Royal Caribbean is offering the city of Ketchikan $160,000 to sponsor a planned downtown tourist attraction. City officials are looking into the legality of the deal after a member of the City Council raised questions about whether the city could, in effect, advertise a cruise line on city-owned educational placards along Ketchikan Creek.
The City Council first approved the so-called “Salmon Walk” in 2020, but the project has moved slowly after pandemic-induced budget cuts. Trail improvements and signs would connect Ketchikan’s two museums and offer visitors a self-guided tour of Ketchikan Creek, its history and its most famous seasonal residents: Pacific salmon.
City Council Member Mark Flora says the project will help attract more visitors to Ketchikan’s downtown core as the city competes with a private cruise ship dock and tourist attraction in Ward Cove, seven miles north of town.
“It looks like there’s a lot of enhancements, a lot of upside of this. It looks well thought out.

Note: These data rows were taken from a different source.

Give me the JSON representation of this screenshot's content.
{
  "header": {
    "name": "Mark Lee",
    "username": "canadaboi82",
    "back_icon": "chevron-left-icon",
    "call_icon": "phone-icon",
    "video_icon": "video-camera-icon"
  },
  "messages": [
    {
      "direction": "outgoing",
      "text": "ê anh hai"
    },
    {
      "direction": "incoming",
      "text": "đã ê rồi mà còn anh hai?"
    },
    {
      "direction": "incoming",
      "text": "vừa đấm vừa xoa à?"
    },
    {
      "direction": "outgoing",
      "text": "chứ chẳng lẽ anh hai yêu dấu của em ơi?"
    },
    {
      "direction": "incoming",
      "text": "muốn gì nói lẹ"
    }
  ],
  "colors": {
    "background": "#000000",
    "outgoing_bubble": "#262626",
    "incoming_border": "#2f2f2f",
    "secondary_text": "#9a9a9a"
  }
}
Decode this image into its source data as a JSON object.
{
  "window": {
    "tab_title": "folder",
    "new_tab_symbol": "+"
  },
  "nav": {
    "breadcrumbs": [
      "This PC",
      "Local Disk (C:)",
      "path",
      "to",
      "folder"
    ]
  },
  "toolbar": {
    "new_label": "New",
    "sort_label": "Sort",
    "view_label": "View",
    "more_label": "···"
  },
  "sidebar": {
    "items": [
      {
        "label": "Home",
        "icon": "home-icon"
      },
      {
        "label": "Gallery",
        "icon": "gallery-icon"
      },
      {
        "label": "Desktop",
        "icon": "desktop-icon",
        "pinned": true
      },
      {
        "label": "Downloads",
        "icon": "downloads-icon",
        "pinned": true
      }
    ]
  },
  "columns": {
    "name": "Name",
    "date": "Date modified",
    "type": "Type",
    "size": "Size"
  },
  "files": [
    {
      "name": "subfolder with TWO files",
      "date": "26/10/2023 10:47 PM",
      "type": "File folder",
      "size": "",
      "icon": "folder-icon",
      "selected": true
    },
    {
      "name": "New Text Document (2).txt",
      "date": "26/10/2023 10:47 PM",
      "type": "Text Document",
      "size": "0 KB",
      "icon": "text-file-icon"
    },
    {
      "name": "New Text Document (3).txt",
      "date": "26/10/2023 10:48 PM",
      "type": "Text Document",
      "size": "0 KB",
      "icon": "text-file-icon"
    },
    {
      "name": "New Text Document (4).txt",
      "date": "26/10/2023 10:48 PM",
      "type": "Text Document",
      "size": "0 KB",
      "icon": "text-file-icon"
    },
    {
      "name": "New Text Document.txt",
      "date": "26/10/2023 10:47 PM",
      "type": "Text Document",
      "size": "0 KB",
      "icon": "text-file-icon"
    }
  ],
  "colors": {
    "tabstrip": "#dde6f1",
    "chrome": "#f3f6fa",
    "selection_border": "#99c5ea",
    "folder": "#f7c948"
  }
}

The outside funding is obviously beneficial,” Flora said Thursday.
Royal Caribbean’s sponsorship would fund two major parts of the Salmon Walk: educational elements — placards explaining the importance and life cycle of salmon, signposts with public art from people like Ray Troll and Nathan Jackson, and art on Ketchikan’s fish ladder — plus trail upgrades like lighting and pavement.

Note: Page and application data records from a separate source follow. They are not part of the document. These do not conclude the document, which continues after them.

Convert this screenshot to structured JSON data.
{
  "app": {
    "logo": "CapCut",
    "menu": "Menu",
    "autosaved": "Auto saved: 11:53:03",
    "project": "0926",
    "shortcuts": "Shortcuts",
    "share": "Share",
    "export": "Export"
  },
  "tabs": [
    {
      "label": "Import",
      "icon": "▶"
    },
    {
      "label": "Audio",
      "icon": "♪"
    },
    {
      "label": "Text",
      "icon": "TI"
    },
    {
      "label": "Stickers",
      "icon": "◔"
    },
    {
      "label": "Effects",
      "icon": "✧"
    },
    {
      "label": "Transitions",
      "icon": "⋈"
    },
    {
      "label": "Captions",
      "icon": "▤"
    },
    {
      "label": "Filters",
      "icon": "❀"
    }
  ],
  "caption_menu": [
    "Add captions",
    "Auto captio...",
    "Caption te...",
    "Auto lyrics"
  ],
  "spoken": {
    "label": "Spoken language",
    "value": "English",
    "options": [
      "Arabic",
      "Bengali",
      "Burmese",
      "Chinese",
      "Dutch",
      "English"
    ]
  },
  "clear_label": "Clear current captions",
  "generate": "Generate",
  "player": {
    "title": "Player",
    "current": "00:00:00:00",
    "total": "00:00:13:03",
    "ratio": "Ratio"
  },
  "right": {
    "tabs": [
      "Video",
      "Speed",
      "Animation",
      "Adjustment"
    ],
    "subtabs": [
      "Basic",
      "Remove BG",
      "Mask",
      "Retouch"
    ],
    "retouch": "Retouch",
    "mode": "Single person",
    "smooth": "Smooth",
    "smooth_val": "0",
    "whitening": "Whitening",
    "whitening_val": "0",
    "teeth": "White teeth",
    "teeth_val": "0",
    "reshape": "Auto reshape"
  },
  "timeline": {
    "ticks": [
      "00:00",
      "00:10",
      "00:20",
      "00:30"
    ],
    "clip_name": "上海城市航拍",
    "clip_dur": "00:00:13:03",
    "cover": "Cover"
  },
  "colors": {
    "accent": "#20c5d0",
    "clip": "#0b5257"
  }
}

But the $160,000 doesn’t come without some strings attached. Royal Caribbean requested that its logo and text discussing its marine literacy program be included on signage as a condition of the sponsorship. That led City Council Member Janalee Gage to question the legality of the deal.
“I appreciate Royal Caribbean sponsoring this, but requiring us to put their logo on signage — my understanding is we’re not allowed to advertise anything on public property,” Gage said.
Ketchikan’s acting city manager, Lacey Simpson, replied that the city has accepted private donations for projects before and acknowledged contributions on plaques or signs. But the manager and city attorney didn’t have a ready answer about whether a logo and promotional text would be kosher.
The council unanimously deferred the sponsorship item to give city officials time to research the issue and is set to consider accepting the $160,000 at its last regular meeting of the year on Dec. 16.
The full project, including a planned widening of Married Man’s Trail at the upper end of Creek Street and a second salmon ladder viewing platform, would cost $485,000 according to recent estimates included in next year’s city budget.